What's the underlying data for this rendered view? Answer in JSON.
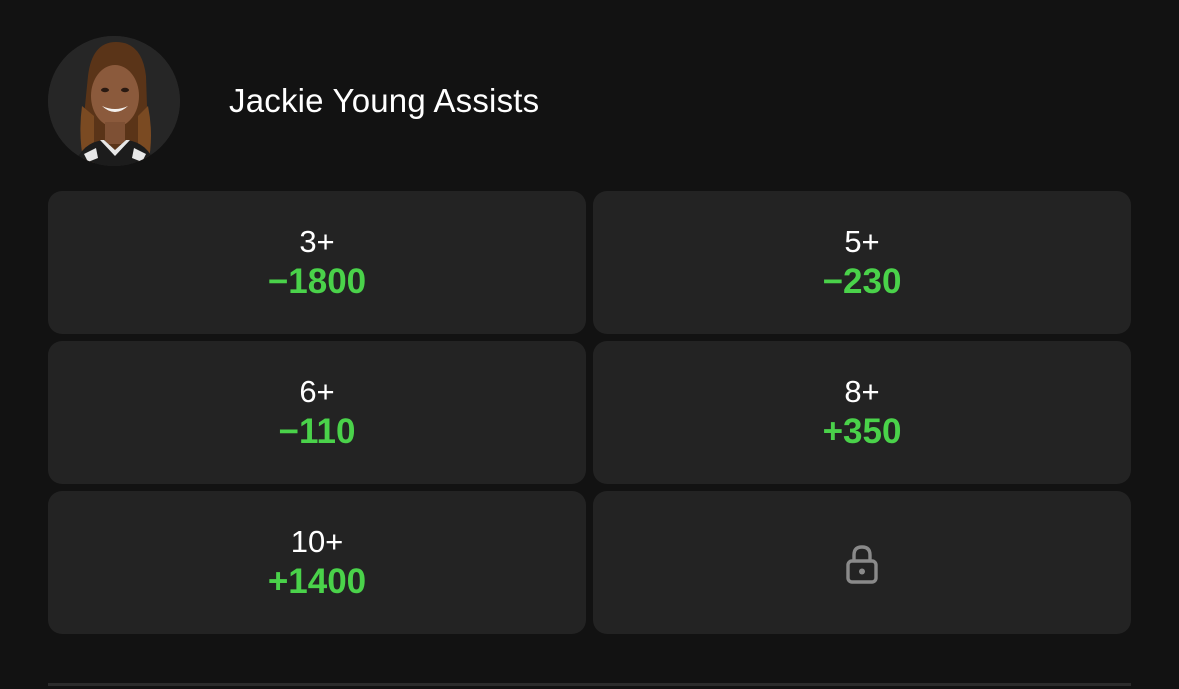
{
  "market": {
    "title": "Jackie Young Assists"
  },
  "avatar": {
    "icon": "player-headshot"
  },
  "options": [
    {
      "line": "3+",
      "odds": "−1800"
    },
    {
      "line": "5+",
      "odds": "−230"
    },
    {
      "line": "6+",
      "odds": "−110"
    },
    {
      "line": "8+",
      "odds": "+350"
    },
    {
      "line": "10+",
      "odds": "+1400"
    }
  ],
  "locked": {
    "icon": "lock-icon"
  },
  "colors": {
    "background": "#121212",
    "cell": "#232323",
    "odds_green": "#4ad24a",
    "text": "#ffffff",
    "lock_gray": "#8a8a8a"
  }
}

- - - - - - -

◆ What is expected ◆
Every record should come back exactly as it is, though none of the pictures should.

◆ Task answer ◆
What's the underlying data for this rendered view? Answer in JSON.
{
  "market": {
    "title": "Jackie Young Assists"
  },
  "avatar": {
    "icon": "player-headshot"
  },
  "options": [
    {
      "line": "3+",
      "odds": "−1800"
    },
    {
      "line": "5+",
      "odds": "−230"
    },
    {
      "line": "6+",
      "odds": "−110"
    },
    {
      "line": "8+",
      "odds": "+350"
    },
    {
      "line": "10+",
      "odds": "+1400"
    }
  ],
  "locked": {
    "icon": "lock-icon"
  },
  "colors": {
    "background": "#121212",
    "cell": "#232323",
    "odds_green": "#4ad24a",
    "text": "#ffffff",
    "lock_gray": "#8a8a8a"
  }
}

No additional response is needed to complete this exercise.